So expecting Turkey to sweep in and save Kobani is unrealistic. I expect this is the calculation: if the YPG triumphs and creates a Kurdish controlled Rojava (the Kurdish north of Syria bordering on Turkey), it will encourage Kurdish nationalism in Turkey. Even worse, as Southern Kurdistan (Kurdish Northern Iraq, capital of Erbil) now has an excellent chance of becoming an independent nation (it is already largely autonomous), it is possible Rojava might unify with South Kurdistan, which would really stoke the fires of Kurdish nationalism. And as Turkey does not want a major resurgence of Kurdish insurgency in Turkey (there is currently an agreement with the Kurds there), they are happy to see the Islamic State crush the Syrian Kurdish YPG.
That said, when I ran this past my Kurdish chums who live near Kirkuk, they mostly agreed but noted that as the YPG are Marxist and the PKK are Marxist, they are natural allies (addendum: upon them reading this article, my Kurdish friends said I should have written “hand in glove” as they would be more accurate than mere ‘allies’)… however South Kurdistan is a multi-party democracy (the ruling coalition is the politically secular centrist KDP and leftist PUK, and the main opposition is the aggressively secular centre-right Gorran Movement). However the Kurdish Syrian YPG imposed its control over Rojava against other Syrian Kurdish political groups at gunpoint. I asked my friends “Why do many see the YPG as terrorists?” to which they replied “Because they kind of are”. The general view they shared was that whilst the YPG are admired for their spirited defence of Rojava against the Islamists, and for their cross border rescue of the Yezidi Kurds in Iraq near Mt. Sinjar, in the event the region was ever unified with South Kurdistan, they would probably be a ‘problem’. The way it was described to me was, and I quote: “a Marxist party winning overall power in an election in Erbil is about as likely as a politically Mormon party winning”… a notion which did make me laugh I must confess. But Marxists tend to not just shrug and say “oh well” when that happens.
And thus whilst there is horror in South Kurdistan at the notion of Kobani falling to the Islamic State, there are some in Erbil who actually prefer to play footsie with Turkey and although they wish the people of Kobani well, they will not be heartbroken to see the YPG taken down a peg. And if anyone doubts that the Kurds in Erbil have a deal with the Turkish government, ask yourself this: much to the anguish of the rump Iraqi government in Baghdad, Erbil has been selling its oil independently. Take a look at the map and then figure out who is enabling that to happen.

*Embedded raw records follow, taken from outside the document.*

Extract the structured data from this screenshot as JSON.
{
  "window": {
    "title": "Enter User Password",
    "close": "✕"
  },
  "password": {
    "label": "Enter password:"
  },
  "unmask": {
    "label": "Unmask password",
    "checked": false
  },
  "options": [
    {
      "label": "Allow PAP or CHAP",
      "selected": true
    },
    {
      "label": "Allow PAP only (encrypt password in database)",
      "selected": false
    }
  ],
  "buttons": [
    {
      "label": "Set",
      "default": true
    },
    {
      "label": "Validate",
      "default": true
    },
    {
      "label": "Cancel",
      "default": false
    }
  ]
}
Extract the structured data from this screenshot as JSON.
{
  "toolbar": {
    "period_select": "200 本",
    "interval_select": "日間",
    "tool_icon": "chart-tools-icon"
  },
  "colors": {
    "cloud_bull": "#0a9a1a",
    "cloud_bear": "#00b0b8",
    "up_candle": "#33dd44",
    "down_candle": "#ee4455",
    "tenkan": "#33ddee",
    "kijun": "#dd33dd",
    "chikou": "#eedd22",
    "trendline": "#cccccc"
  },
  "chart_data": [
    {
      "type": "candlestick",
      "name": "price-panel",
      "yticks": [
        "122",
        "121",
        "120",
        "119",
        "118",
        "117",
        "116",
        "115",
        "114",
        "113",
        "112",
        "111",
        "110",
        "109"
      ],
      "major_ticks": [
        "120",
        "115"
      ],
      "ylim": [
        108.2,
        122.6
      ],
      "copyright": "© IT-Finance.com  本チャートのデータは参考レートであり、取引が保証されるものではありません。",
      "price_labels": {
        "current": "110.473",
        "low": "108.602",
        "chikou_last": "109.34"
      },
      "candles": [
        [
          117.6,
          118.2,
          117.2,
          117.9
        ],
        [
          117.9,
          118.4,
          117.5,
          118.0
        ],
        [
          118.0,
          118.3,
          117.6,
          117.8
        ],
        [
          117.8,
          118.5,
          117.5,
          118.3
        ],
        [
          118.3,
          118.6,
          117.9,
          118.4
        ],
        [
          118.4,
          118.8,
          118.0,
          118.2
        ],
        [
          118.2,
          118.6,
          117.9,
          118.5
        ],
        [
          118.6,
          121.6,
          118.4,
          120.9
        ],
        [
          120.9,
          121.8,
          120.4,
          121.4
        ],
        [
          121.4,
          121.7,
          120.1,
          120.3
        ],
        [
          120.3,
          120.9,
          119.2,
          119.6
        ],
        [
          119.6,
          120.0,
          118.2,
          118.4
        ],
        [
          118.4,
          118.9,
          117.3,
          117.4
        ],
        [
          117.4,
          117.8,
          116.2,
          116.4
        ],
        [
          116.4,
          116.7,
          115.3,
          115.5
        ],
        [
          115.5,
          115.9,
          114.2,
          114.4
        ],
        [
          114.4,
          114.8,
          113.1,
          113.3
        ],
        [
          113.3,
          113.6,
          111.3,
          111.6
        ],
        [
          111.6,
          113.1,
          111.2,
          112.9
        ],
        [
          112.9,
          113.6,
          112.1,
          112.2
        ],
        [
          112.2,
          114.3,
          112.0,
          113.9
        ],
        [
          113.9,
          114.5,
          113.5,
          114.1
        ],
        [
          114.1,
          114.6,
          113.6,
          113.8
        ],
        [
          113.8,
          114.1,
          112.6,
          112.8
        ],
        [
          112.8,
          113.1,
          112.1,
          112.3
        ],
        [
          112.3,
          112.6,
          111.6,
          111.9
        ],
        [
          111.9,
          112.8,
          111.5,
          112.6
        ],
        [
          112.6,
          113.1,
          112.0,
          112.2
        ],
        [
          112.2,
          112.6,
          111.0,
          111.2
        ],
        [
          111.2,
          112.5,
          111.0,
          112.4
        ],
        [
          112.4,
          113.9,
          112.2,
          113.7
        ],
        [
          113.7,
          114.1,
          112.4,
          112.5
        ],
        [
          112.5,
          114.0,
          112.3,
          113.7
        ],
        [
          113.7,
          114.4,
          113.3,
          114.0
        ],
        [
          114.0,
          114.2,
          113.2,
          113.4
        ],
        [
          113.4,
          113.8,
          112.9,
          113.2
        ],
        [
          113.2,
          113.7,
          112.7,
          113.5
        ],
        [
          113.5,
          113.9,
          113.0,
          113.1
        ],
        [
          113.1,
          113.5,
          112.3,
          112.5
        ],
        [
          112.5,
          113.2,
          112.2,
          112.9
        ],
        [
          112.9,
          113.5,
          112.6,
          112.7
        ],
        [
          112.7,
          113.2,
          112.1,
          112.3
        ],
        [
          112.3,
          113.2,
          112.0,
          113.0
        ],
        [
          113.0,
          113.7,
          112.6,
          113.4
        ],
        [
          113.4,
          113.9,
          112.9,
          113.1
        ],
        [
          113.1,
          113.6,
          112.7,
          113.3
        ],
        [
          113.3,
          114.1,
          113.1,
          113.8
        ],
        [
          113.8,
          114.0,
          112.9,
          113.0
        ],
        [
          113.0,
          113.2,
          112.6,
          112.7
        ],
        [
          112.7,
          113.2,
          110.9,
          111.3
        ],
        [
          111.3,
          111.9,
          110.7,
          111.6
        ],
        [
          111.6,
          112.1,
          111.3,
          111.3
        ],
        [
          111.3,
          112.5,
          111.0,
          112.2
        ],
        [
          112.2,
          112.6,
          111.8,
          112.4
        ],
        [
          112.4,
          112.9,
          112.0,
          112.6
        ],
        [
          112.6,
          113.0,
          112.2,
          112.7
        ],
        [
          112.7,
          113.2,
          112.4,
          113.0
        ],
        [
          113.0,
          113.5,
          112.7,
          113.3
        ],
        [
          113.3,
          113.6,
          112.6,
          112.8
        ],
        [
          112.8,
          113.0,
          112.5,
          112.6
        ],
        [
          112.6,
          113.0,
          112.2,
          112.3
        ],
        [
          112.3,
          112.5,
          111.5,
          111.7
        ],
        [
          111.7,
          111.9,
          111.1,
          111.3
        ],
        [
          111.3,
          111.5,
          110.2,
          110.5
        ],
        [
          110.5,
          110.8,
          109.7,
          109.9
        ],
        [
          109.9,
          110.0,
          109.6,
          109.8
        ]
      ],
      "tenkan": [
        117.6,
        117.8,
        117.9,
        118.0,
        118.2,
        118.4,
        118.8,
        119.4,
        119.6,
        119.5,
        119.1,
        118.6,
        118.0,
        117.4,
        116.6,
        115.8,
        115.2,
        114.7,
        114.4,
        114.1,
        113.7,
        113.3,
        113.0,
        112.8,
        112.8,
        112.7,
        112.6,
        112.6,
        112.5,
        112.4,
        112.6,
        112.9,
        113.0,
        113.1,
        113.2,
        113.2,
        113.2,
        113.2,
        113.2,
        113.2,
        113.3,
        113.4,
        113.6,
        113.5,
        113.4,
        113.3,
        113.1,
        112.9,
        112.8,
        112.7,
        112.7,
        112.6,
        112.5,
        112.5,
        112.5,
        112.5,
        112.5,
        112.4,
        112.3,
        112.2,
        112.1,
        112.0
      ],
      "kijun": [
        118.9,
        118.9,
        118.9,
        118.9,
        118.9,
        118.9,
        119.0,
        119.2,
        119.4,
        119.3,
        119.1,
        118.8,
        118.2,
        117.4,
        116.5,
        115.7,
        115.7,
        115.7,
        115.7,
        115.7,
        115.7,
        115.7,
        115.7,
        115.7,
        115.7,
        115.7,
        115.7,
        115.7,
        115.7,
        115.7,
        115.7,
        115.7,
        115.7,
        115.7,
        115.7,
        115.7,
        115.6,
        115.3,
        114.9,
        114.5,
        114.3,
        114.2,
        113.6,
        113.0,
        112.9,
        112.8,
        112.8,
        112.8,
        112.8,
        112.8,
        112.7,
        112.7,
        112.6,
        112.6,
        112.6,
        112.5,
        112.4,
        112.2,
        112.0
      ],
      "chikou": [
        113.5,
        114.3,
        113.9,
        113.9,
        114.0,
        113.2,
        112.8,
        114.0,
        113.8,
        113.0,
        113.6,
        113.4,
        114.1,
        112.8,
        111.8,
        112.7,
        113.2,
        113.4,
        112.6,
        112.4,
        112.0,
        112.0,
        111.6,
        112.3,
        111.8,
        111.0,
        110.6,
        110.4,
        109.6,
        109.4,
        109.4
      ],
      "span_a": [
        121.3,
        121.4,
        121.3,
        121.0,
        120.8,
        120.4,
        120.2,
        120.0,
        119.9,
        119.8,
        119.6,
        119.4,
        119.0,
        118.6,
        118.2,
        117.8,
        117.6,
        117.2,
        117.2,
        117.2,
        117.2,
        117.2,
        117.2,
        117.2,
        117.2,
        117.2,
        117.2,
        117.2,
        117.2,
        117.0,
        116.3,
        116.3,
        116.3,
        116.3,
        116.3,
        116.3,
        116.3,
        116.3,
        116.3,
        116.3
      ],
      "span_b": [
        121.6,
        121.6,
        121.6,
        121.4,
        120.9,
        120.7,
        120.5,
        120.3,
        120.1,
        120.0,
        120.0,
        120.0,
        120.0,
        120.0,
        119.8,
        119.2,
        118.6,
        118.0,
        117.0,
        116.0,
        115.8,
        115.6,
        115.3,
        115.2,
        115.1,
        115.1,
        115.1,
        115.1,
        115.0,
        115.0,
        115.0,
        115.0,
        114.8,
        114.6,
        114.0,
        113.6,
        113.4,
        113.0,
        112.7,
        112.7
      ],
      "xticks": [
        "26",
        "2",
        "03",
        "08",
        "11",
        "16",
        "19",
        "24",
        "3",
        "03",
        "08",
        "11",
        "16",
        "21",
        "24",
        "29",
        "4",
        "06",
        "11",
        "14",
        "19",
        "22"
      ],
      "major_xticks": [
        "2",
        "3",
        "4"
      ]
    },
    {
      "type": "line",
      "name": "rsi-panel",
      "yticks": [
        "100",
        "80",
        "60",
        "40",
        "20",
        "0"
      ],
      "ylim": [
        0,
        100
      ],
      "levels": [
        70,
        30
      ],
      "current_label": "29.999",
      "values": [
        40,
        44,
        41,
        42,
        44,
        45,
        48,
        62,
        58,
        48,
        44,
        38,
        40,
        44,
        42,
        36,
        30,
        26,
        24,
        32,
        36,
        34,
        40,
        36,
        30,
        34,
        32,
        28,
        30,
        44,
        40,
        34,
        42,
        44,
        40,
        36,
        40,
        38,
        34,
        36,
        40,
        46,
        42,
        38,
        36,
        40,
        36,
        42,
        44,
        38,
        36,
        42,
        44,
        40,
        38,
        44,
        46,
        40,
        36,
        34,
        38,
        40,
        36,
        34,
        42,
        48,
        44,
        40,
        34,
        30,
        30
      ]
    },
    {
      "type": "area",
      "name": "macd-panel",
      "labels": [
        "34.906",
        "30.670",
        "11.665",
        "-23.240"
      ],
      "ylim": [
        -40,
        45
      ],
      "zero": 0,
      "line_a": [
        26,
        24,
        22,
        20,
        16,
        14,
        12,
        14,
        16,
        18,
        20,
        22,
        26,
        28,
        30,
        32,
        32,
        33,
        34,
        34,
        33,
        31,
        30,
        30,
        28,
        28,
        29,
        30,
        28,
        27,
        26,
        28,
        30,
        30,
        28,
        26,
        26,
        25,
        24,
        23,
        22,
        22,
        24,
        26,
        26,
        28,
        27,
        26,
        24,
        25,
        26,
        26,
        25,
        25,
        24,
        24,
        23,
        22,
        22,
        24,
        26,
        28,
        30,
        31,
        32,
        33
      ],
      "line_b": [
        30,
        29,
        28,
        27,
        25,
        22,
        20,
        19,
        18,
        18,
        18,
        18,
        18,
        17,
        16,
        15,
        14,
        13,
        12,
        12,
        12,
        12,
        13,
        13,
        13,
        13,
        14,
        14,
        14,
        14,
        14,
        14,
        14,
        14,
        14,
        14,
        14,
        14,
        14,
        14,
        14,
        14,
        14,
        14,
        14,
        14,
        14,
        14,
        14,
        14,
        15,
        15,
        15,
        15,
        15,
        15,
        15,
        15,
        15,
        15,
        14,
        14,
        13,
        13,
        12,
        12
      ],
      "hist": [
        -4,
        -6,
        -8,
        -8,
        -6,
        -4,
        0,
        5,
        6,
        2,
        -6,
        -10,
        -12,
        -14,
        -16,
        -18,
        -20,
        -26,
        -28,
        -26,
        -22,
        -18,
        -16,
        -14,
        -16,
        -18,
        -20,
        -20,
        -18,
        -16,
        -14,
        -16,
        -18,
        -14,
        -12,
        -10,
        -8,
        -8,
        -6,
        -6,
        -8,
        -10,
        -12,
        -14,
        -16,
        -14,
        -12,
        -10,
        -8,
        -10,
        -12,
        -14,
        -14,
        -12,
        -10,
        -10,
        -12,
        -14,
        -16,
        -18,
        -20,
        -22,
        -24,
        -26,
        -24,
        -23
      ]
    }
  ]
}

So if the Turks do rescue Kobani at the last moment, it will only be because they have milked the political advantage sufficiently to have extracted some very sweet deals behind the scenes. My guess is that they will just let the YPG be crushed. But we will know soon enough it seems.
So how was that for some labyrinthine speculation?